- Opening Delimiter -
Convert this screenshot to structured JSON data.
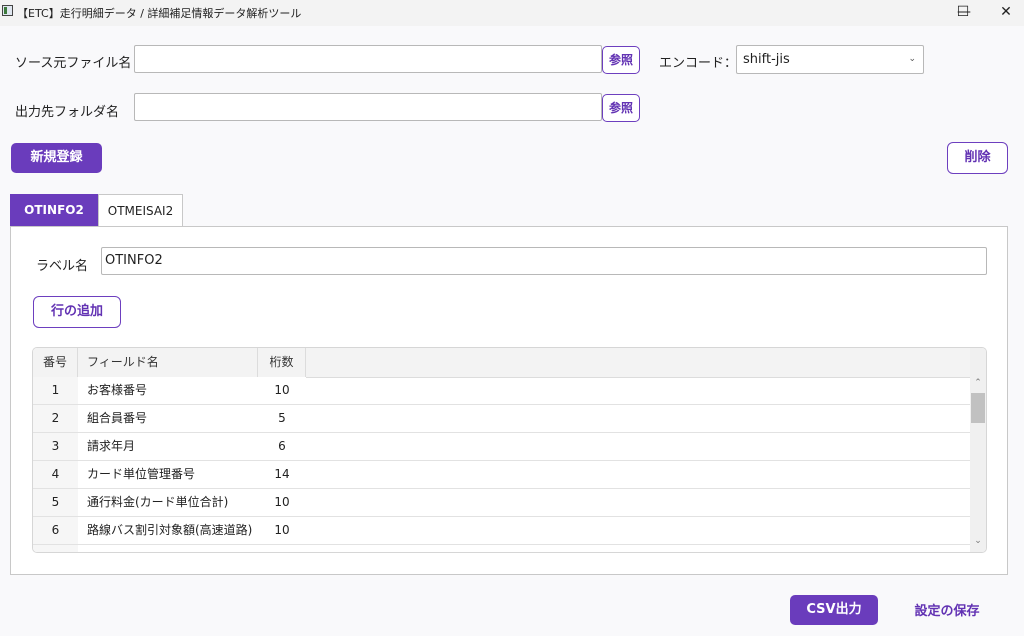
{
  "window": {
    "title": "【ETC】走行明細データ / 詳細補足情報データ解析ツール",
    "minimize": "—",
    "maximize": "☐",
    "close": "✕"
  },
  "source": {
    "label": "ソース元ファイル名",
    "value": "",
    "browse": "参照"
  },
  "encoding": {
    "label": "エンコード：",
    "value": "shift-jis",
    "chevron": "⌄"
  },
  "output": {
    "label": "出力先フォルダ名",
    "value": "",
    "browse": "参照"
  },
  "actions": {
    "new": "新規登録",
    "delete": "削除",
    "add_row": "行の追加",
    "csv": "CSV出力",
    "save": "設定の保存"
  },
  "tabs": [
    "OTINFO2",
    "OTMEISAI2"
  ],
  "panel": {
    "label_caption": "ラベル名",
    "label_value": "OTINFO2"
  },
  "grid": {
    "headers": [
      "番号",
      "フィールド名",
      "桁数"
    ],
    "rows": [
      [
        "1",
        "お客様番号",
        "10"
      ],
      [
        "2",
        "組合員番号",
        "5"
      ],
      [
        "3",
        "請求年月",
        "6"
      ],
      [
        "4",
        "カード単位管理番号",
        "14"
      ],
      [
        "5",
        "通行料金(カード単位合計)",
        "10"
      ],
      [
        "6",
        "路線バス割引対象額(高速道路)",
        "10"
      ]
    ],
    "scroll_up": "⌃",
    "scroll_down": "⌄"
  },
  "colors": {
    "accent": "#6a3cbc",
    "accent_text": "#6232b3"
  }
}
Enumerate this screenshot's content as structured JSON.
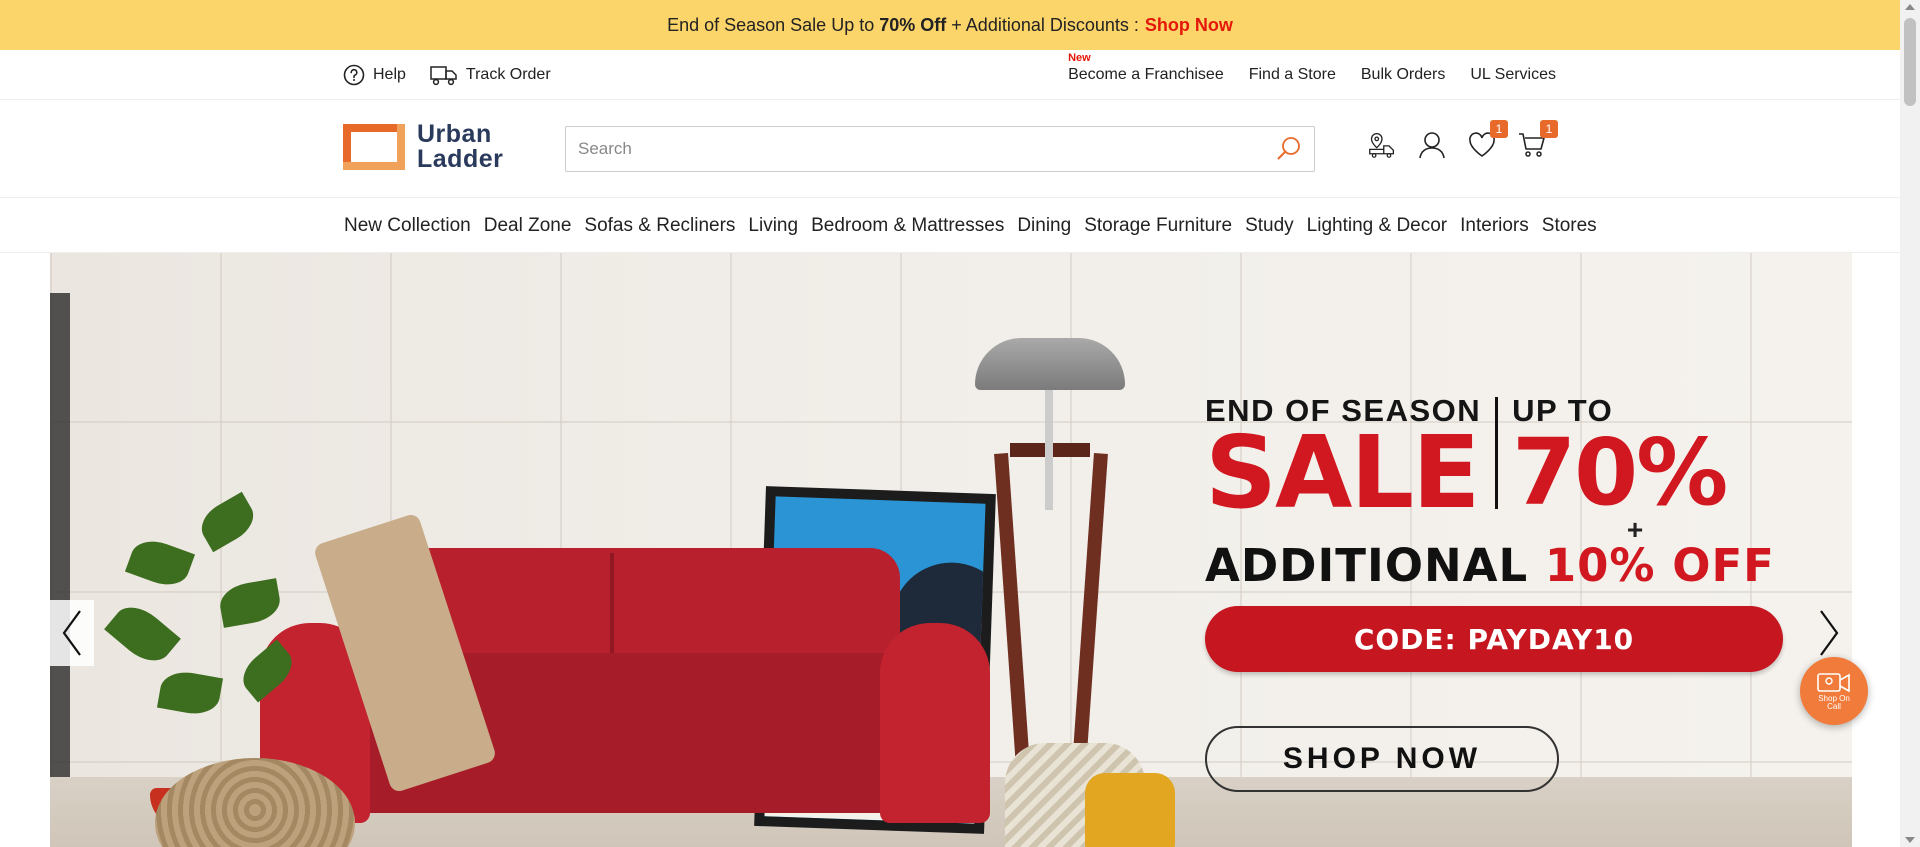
{
  "promo": {
    "text_before": "End of Season Sale Up to",
    "bold": "70% Off",
    "text_after": "+ Additional Discounts :",
    "link": "Shop Now"
  },
  "utility": {
    "help": "Help",
    "track_order": "Track Order",
    "new_tag": "New",
    "franchise": "Become a Franchisee",
    "find_store": "Find a Store",
    "bulk_orders": "Bulk Orders",
    "ul_services": "UL Services"
  },
  "header": {
    "logo_line1": "Urban",
    "logo_line2": "Ladder",
    "search_placeholder": "Search",
    "wishlist_count": "1",
    "cart_count": "1"
  },
  "nav": {
    "items": [
      "New Collection",
      "Deal Zone",
      "Sofas & Recliners",
      "Living",
      "Bedroom & Mattresses",
      "Dining",
      "Storage Furniture",
      "Study",
      "Lighting & Decor",
      "Interiors",
      "Stores"
    ]
  },
  "hero": {
    "line1_left": "END OF SEASON",
    "line1_right": "UP TO",
    "sale": "SALE",
    "percent": "70%",
    "plus": "+",
    "additional": "ADDITIONAL",
    "additional_off": "10% OFF",
    "code": "CODE: PAYDAY10",
    "cta": "SHOP NOW"
  },
  "shop_on_call": "Shop On Call",
  "colors": {
    "promo_bg": "#fbd46a",
    "accent": "#e86a2a",
    "sale_red": "#d1171f"
  }
}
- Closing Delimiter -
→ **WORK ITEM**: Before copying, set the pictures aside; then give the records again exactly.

→ **RESULT OF THE TASK**:
Convert this screenshot to structured JSON data.
{
  "window": {
    "title": "【ETC】走行明細データ / 詳細補足情報データ解析ツール",
    "minimize": "—",
    "maximize": "☐",
    "close": "✕"
  },
  "source": {
    "label": "ソース元ファイル名",
    "value": "",
    "browse": "参照"
  },
  "encoding": {
    "label": "エンコード：",
    "value": "shift-jis",
    "chevron": "⌄"
  },
  "output": {
    "label": "出力先フォルダ名",
    "value": "",
    "browse": "参照"
  },
  "actions": {
    "new": "新規登録",
    "delete": "削除",
    "add_row": "行の追加",
    "csv": "CSV出力",
    "save": "設定の保存"
  },
  "tabs": [
    "OTINFO2",
    "OTMEISAI2"
  ],
  "panel": {
    "label_caption": "ラベル名",
    "label_value": "OTINFO2"
  },
  "grid": {
    "headers": [
      "番号",
      "フィールド名",
      "桁数"
    ],
    "rows": [
      [
        "1",
        "お客様番号",
        "10"
      ],
      [
        "2",
        "組合員番号",
        "5"
      ],
      [
        "3",
        "請求年月",
        "6"
      ],
      [
        "4",
        "カード単位管理番号",
        "14"
      ],
      [
        "5",
        "通行料金(カード単位合計)",
        "10"
      ],
      [
        "6",
        "路線バス割引対象額(高速道路)",
        "10"
      ]
    ],
    "scroll_up": "⌃",
    "scroll_down": "⌄"
  },
  "colors": {
    "accent": "#6a3cbc",
    "accent_text": "#6232b3"
  }
}
Enumerate this screenshot's content as structured JSON.
{
  "promo": {
    "text_before": "End of Season Sale Up to",
    "bold": "70% Off",
    "text_after": "+ Additional Discounts :",
    "link": "Shop Now"
  },
  "utility": {
    "help": "Help",
    "track_order": "Track Order",
    "new_tag": "New",
    "franchise": "Become a Franchisee",
    "find_store": "Find a Store",
    "bulk_orders": "Bulk Orders",
    "ul_services": "UL Services"
  },
  "header": {
    "logo_line1": "Urban",
    "logo_line2": "Ladder",
    "search_placeholder": "Search",
    "wishlist_count": "1",
    "cart_count": "1"
  },
  "nav": {
    "items": [
      "New Collection",
      "Deal Zone",
      "Sofas & Recliners",
      "Living",
      "Bedroom & Mattresses",
      "Dining",
      "Storage Furniture",
      "Study",
      "Lighting & Decor",
      "Interiors",
      "Stores"
    ]
  },
  "hero": {
    "line1_left": "END OF SEASON",
    "line1_right": "UP TO",
    "sale": "SALE",
    "percent": "70%",
    "plus": "+",
    "additional": "ADDITIONAL",
    "additional_off": "10% OFF",
    "code": "CODE: PAYDAY10",
    "cta": "SHOP NOW"
  },
  "shop_on_call": "Shop On Call",
  "colors": {
    "promo_bg": "#fbd46a",
    "accent": "#e86a2a",
    "sale_red": "#d1171f"
  }
}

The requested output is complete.